Just wondering…

Tuesday, October 5, 2010

Okay, I’ve had it with the “curling is funny” line

You curl. I curl. Lots of people we know curl. Are you funny?  Am I?

(No, actually, I’m not.  In fact, I’m a terrible joke teller and often need punch lines explained to me.)

The point is, “curling is funny” leaves me shaking my head. Football is funny (tight pants, crazy moves).  Soccer can be pretty darn funny with all that dramatic embellishment going on. Surely it’s all in the eye of the beholder.

And some beholders seem to have goggles on when it comes to curling.  

The Curling News blog published a piece about the new CBC comedy, Men With Brooms. I don’t need to give you the drill: same people who did Corner Gas, based on Paul Gross’ affectionate but slightly off-base curling movie of the same name, etc., etc. The post includes links to the usual media outlets giving their reviews of the pilot, reviews that were pretty predictable (“the show is more about the people than it is about curling”). All good.
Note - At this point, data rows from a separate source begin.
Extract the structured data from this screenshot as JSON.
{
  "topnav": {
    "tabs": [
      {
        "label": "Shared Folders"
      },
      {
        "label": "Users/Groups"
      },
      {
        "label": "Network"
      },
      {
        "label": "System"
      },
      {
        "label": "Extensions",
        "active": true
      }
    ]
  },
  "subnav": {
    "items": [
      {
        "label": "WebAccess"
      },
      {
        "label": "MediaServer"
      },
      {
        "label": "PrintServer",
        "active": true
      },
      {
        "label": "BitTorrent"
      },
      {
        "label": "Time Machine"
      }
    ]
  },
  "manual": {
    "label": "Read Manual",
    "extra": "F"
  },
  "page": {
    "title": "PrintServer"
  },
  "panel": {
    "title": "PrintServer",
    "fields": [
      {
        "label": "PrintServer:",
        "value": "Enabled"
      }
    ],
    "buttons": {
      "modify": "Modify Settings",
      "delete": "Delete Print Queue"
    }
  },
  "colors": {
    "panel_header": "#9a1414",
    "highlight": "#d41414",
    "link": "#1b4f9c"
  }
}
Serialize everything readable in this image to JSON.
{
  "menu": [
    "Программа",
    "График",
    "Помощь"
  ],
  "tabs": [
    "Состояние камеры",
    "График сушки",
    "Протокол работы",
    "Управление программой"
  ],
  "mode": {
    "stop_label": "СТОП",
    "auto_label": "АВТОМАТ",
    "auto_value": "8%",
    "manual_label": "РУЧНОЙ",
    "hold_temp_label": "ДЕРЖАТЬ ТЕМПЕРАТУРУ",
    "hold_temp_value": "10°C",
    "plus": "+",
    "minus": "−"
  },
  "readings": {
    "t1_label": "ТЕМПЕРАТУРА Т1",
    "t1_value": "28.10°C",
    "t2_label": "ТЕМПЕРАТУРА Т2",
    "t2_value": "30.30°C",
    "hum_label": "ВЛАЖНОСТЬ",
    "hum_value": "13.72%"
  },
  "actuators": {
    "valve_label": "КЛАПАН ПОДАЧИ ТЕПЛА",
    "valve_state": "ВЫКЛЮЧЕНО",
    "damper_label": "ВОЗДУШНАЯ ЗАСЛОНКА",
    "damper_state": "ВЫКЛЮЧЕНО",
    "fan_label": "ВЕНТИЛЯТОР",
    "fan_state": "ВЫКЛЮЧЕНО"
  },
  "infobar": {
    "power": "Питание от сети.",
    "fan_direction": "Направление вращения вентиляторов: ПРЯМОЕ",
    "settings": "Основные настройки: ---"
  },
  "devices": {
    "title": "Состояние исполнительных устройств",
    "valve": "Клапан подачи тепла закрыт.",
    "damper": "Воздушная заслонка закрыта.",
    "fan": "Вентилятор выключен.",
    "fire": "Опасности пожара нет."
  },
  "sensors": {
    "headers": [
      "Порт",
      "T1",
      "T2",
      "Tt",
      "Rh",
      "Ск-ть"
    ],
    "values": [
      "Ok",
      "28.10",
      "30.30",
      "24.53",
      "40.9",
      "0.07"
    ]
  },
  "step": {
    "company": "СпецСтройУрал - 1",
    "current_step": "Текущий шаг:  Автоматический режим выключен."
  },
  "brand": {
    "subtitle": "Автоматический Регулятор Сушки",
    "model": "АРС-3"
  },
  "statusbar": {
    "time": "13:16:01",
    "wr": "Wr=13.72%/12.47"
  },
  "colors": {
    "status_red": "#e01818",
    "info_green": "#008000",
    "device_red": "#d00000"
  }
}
But then the Canadian Press piece starts: “There is something inherently funny about curling….”

Okay, hold it right there.

Which characteristic of curling makes the sport so funny,exactly?

Is it the balance, flexibility and strength required to float a rock down the ice to the button?  Or throw a take-out that gets everything moving and clears the house?

DSC_2619 Is it the judgment required to determine – using eyeball or stopwatch, doesn’t matter – when that rock is going to slow down, where it’s going to dig in, how it’s going to finish?  And with that goes the power to drive those brushes into the ice without letting up until the rock hits its target or grinds to a halt. Try it – it’s not that funny.

Is it the skips’ hollering that seems funny?  Is it the “Hurry hard! Harder!” which has drawn far too many sophomoric innuendos from uninformed non-curlers?

Curling is not “inherently funny”. Just ask Kevin Martin, pictured above at a Grand Slam event in Guelph last January. The Olympics brought curling’s appeal to the front of the sporting stage – it also showed that “funny” and “fun” are not the same thing. Curling – and curling fans – are fun, no doubt about it.

But “funny”?  Can we move on, please, people?

(Photo: Jean Mills)